“There's layers and layers of trauma,” said JaShawn Hill, a family support specialist. “There is a hole in the family that I don’t believe any of us can ever fill. What I try to design for them is this image of a new normal. Something that is not what it was but this new place, that things could be okay.”
Hill has worked with Chicago Survivors since November 2016. She’s already worked with more than 150 families, each representing a homicide. Like all of her families, Hill has also suffered a loss to guns. Her brother was shot and killed in 2008.
She said it feels like nearly everyone she comes in contact with has been wracked by trauma in some way.
“It’s hard to say that they are not because it's not like every time I do an assessment with someone that they don't express to me that they've experienced some level of trauma. It may not have been directly in the immediate family, but they know a friend, they know a neighbor, they know someone who’s closely connected,” she said. “They know them and so how did they address that trauma, how did they cope? You know the biggest word I can use is these people are resilient. They somehow find a way to cope and overcome.
"Is it always healthy? I wouldn't say it's always healthy ways they do it. But they find ways to cope," she said. "It is touching so many people in our community in ways that they didn't even know that they were traumatized."
The first few gunshots Naikeeia Williams heard sounded like firecrackers tossed at her feet. But the final shot shattered the minivan’s window.
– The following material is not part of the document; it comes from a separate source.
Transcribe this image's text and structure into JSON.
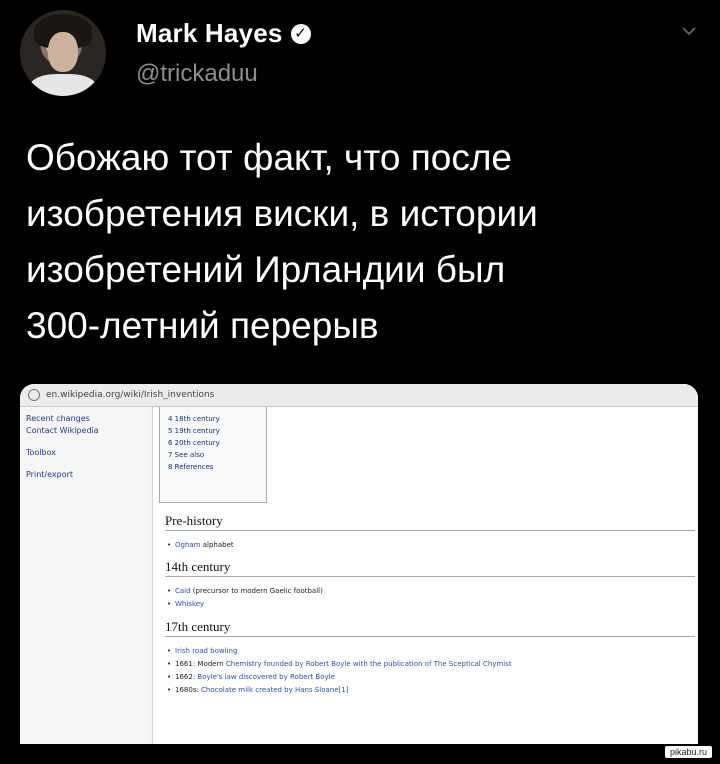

Beneath a shower of glass she pawed for Jakari, her toddler, whose eyes were wide, his head bobbing from where he crouched in his car seat. He was OK. She felt her own body. No blood, no pain. She called out for Takiya. Nothing. She called again and again, still nothing.
“You’re thinking that your kid in the back got down when you told her to get down and that when the window busted it just busted, and that’s all you thought. Not knowing that when everyone else is getting up and you’re calling your child’s name, and she’s not responding, and you’re getting angry because she’s not responding," Williams recalled. “You think she’s just playing, but in actuality, she can’t respond.”
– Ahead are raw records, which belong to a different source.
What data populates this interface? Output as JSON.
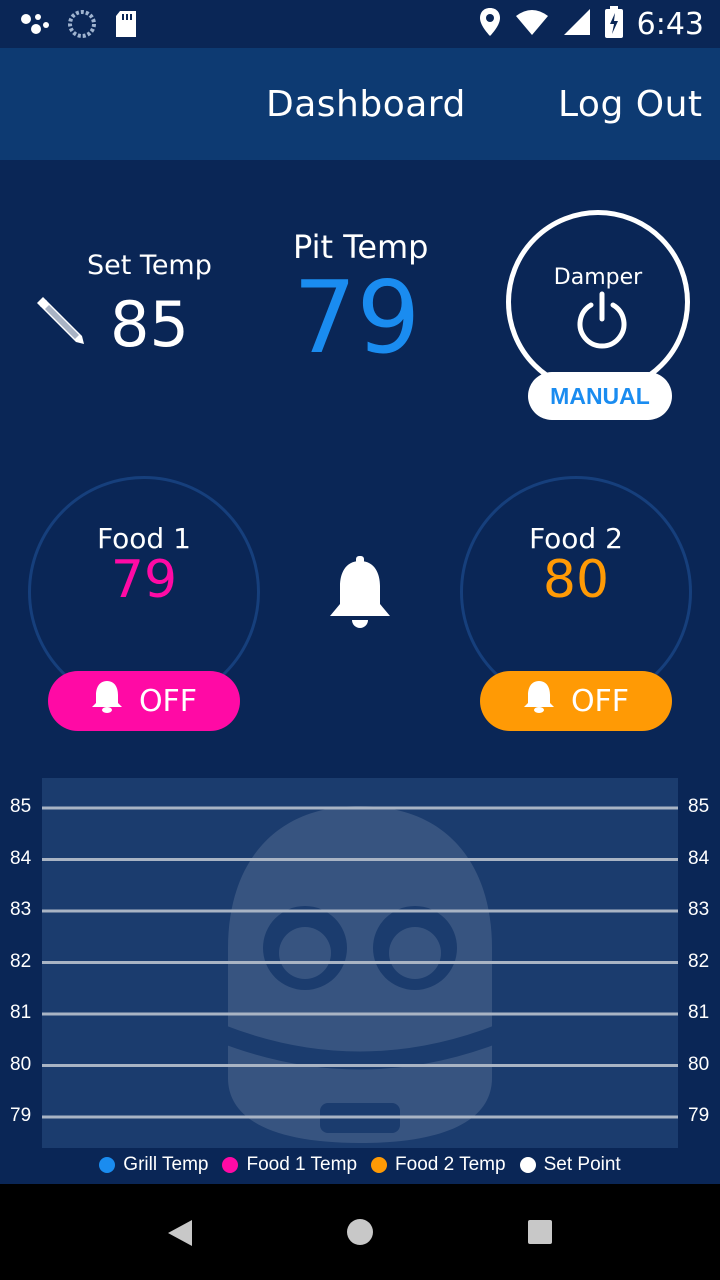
{
  "status_bar": {
    "time": "6:43",
    "icons": [
      "assistant-icon",
      "sync-icon",
      "sd-card-icon",
      "location-icon",
      "wifi-icon",
      "signal-icon",
      "battery-charging-icon"
    ]
  },
  "header": {
    "dashboard_label": "Dashboard",
    "logout_label": "Log Out"
  },
  "set_temp": {
    "label": "Set Temp",
    "value": "85"
  },
  "pit_temp": {
    "label": "Pit Temp",
    "value": "79"
  },
  "damper": {
    "label": "Damper",
    "mode": "MANUAL"
  },
  "food1": {
    "label": "Food 1",
    "value": "79",
    "alarm": "OFF",
    "color": "#ff0aa5"
  },
  "food2": {
    "label": "Food 2",
    "value": "80",
    "alarm": "OFF",
    "color": "#ff9a05"
  },
  "colors": {
    "background": "#0a2656",
    "appbar": "#0d3a72",
    "accent": "#1a8cf0"
  },
  "chart_data": {
    "type": "line",
    "yticks": [
      "85",
      "84",
      "83",
      "82",
      "81",
      "80",
      "79"
    ],
    "ylim": [
      79,
      85
    ],
    "series": [
      {
        "name": "Grill Temp",
        "color": "#1a8cf0",
        "values": []
      },
      {
        "name": "Food 1 Temp",
        "color": "#ff0aa5",
        "values": []
      },
      {
        "name": "Food 2 Temp",
        "color": "#ff9a05",
        "values": []
      },
      {
        "name": "Set Point",
        "color": "#ffffff",
        "values": []
      }
    ],
    "grid": true,
    "legend": "bottom"
  }
}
“When the bullet hit, she didn’t make a sound, a whimper, a cry,” she said. “I’m still processing the fact that she was taken. It was like a split second.”
On that chilly afternoon recently, Williams held Jakari in her arms and tried to make sense of the tragedy that has befallen her family. She struggles to form her lips to say that she’s now the parent of one not two.
“She was just a little girl, trying to grow up,” Williams said, rattling off a list of activities Takiyah was involved in and accomplishments she’d already achieved.
Now, Williams has the tough job ahead of pushing through the mountain of hurt left by the death of the girl she called “my sunshine,” but also being there for Jakari, a small child who witnessed what no one ever should.
“I’m more worried about him than me. I know, I already know I’m gonna need [therapy]. But I’m more worried about him because he’s so young and he’s so fragile,” she said, gazing down at her boy. “I just want to get him some help. We all need it though. There’s a whole lot of us that need it.”
Trymaine Lee is a Pulitzer Prize-winning journalist who covers guns, poverty and education for msnbc.com. Prior to joining msnbc Lee was a senior reporter with the Huffington Post, where he covered national stories that impacted the black community.